“Fortunately, that week of high release prior to this event seems to have scoured out the river,” said Joe Kralicek, director of the Tulsa Area Emergency Management Agency. “I think that’s saved a lot of homes and a lot of people.”
The Arkansas River’s distinctive sandbars through the Tulsa area were likely swept away under the pressure of 100,000 cubic feet per second last week, Kralicek said.
That scouring made the river channel about 9 inches deeper in the Tulsa area, something Tulsa Mayor G.T. Bynum said made a big difference in mitigating some of the flooding along the riverfront.
Despite this, the current release is the heaviest load on Tulsa County levees since 1986. The flow itself isn’t the greatest concern; it’s the length of time those levees are under pressure.
Bynum said a crew from Crossland Construction worked through the night Thursday in the Garden City neighborhood to build a new levee to contain a leak.
“I want to give a deep sense of gratitude and thanks to the team at Crossland Construction,” Bynum said. “This morning, that new levee is in place, and it is protecting the Garden City neighborhood.”
An estimated 1,100 Tulsa residents were affected by flooding. About 700 more, between Sand Springs, Jenks and Bixby, also were impacted. An estimated 160 homes in Broken Arrow were expected to be affected, an official said.
There have been no reported injuries or deaths due to flooding in the Tulsa area, according to a city spokeswoman.
Statewide, emergency management officials report 83 injuries in connection to the severe weather and flooding. Two deaths have been attributed to flooding and severe weather: a 53-year-old woman in Payne County and a 58-year-old man in Stephens County.
Also, a woman died from a medical issue while seeking shelter from a tornado in Jay this week, according to the town’s police chief.
Friday morning, Bynum said a flyover gave him a new perspective on the flood control measures built across Tulsa through the years.
“The main thing that stands out to me in looking at that is tremendous gratitude for the people that came before us in decades past who fought to build the levee system we have that is working the way it’s supposed to,” Bynum said. “(They) thought to utilize our River Parks network as a buffer for flooding events between the river corridor and the built environment of the city; and the River Parks are serving that purpose right now.”
Although officials believed the planned water release from Keystone would be enough through Sunday, that plan depends on weather.
Storms that produced flash flood warnings developed west of Tulsa on Friday night and moved eastward.

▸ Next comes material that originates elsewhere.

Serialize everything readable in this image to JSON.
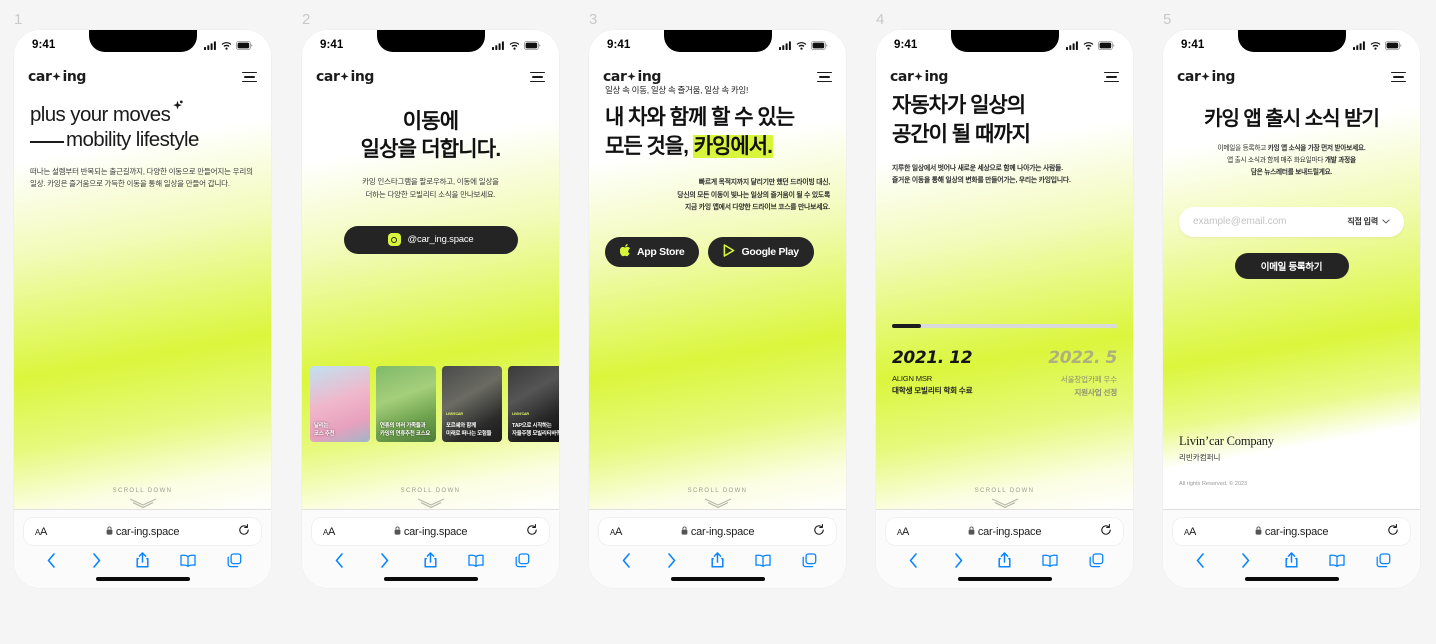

A flash flood watch is in effect until 7 p.m. Wednesday for Tulsa, Craig, Creek, Nowata, Osage, Pawnee, Rogers and Washington counties.
U.S. Sen. James Lankford said during the news conference that Keystone Dam is working as designed but what happens next depends on the weather.
“We need to right now pray for no rain,” Lankford said. “And we need to stay out of the water.”
The problematic forecast is why officials want the public to remain aware.
Kralicek said the Tulsa Area Emergency Management Agency has prepared for the possibility of a release of more than 300,000 cubic feet per second from the Keystone Dam. Outflow from the dam was at 255,000 cfs Friday night and inflow had dropped from nearly 320,000 at its peak to 240,000.
“We planned for the flood of record, which is 307,000 cubic feet per second,” Kralicek said. “We’re well below our established plan where we’re at right now. Rest assured, even if the water comes up a bit, we are ready to act. The community at large, we have been preparing for this.”